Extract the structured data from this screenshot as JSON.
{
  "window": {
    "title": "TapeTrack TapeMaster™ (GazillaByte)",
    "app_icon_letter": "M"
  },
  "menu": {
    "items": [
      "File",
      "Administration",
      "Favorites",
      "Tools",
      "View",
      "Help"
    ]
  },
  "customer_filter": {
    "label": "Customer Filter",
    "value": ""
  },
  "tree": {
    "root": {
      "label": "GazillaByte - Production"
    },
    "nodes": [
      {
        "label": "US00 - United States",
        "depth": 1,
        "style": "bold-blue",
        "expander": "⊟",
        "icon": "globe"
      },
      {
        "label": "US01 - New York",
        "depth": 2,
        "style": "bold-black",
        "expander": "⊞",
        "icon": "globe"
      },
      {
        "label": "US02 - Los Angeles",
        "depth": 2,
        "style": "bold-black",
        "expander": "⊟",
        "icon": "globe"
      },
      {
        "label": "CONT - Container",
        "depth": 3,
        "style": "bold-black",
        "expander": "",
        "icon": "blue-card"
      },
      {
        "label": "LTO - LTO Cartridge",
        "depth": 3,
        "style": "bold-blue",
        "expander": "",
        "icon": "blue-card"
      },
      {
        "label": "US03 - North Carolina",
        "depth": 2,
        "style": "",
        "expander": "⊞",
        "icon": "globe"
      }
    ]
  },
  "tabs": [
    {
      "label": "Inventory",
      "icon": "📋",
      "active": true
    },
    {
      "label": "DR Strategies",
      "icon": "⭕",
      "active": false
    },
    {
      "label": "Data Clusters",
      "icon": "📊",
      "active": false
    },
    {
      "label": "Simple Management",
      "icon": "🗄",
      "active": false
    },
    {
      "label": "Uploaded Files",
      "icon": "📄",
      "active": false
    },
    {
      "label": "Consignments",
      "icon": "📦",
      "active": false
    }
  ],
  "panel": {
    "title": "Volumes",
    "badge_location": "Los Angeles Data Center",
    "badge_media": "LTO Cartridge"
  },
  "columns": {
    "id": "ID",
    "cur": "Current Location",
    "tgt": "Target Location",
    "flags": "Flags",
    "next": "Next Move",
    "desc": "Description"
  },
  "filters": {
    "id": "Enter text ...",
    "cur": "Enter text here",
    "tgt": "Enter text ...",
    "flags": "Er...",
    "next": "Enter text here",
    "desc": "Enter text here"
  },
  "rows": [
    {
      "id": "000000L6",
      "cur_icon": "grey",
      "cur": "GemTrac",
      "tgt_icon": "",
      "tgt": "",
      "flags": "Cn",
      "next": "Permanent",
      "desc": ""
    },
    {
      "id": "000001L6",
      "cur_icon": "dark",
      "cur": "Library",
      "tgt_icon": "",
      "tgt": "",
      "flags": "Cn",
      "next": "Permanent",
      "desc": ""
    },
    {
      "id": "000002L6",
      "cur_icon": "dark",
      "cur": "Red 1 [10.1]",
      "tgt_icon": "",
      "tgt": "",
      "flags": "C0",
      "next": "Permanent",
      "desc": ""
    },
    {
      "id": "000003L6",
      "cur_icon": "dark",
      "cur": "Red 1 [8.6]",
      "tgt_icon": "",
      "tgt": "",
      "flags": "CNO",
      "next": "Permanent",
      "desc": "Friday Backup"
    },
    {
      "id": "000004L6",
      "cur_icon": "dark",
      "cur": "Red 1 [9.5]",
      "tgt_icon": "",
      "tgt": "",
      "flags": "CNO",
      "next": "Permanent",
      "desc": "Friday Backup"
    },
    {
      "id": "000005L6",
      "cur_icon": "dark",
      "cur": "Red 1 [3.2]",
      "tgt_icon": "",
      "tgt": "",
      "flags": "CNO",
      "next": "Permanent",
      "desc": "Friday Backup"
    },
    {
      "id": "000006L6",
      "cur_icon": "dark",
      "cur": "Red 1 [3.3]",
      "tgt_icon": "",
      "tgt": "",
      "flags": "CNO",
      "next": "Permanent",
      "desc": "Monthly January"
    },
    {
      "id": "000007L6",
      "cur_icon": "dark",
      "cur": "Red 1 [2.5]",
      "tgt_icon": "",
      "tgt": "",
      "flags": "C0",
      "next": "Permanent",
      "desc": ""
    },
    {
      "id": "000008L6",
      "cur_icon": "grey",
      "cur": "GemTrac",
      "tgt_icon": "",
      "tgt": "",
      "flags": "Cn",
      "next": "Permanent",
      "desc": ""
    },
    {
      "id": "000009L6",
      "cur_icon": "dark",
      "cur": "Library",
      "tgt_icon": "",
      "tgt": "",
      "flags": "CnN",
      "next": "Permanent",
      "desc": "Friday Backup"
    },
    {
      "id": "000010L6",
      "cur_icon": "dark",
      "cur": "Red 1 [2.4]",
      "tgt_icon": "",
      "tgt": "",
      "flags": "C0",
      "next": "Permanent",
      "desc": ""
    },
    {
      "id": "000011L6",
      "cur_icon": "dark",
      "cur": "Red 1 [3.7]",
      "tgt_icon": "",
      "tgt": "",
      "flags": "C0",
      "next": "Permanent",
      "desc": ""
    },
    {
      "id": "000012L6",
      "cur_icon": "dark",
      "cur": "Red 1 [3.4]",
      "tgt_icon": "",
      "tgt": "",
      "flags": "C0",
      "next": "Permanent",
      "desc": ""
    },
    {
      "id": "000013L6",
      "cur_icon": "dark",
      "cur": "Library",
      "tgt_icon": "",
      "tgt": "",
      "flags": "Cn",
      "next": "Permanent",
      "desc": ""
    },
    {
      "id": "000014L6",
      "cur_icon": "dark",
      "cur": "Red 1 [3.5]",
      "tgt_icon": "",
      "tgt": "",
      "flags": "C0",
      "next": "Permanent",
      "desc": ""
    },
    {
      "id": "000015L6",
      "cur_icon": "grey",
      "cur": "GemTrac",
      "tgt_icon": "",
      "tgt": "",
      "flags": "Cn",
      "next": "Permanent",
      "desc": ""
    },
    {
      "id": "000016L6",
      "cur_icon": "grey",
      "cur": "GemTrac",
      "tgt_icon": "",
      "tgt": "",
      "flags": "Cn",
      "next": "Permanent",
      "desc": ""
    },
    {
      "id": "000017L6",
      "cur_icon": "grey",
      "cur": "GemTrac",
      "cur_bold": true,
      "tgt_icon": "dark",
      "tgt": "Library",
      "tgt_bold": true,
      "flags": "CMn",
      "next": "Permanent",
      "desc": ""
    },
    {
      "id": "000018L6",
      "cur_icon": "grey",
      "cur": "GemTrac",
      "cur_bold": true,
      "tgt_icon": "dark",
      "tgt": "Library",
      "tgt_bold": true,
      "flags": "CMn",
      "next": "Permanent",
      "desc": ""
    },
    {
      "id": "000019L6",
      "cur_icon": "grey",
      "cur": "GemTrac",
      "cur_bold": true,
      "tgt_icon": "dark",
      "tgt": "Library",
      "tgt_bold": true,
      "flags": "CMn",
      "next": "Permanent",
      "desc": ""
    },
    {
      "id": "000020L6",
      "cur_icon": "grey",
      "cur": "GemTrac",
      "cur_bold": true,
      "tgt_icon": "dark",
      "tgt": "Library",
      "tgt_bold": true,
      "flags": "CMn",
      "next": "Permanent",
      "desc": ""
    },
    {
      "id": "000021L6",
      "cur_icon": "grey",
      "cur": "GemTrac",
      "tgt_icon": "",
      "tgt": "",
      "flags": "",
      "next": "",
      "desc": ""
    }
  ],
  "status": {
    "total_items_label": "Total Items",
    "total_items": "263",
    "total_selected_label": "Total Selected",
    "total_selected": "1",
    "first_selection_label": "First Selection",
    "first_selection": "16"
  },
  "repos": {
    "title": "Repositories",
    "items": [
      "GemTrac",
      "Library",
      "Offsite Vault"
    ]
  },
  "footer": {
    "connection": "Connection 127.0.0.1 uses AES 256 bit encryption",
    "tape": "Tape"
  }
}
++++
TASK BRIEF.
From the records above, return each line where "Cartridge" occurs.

SOLUTION FOR THIS PROBLEM.
        "label": "LTO - LTO Cartridge",
    "badge_media": "LTO Cartridge"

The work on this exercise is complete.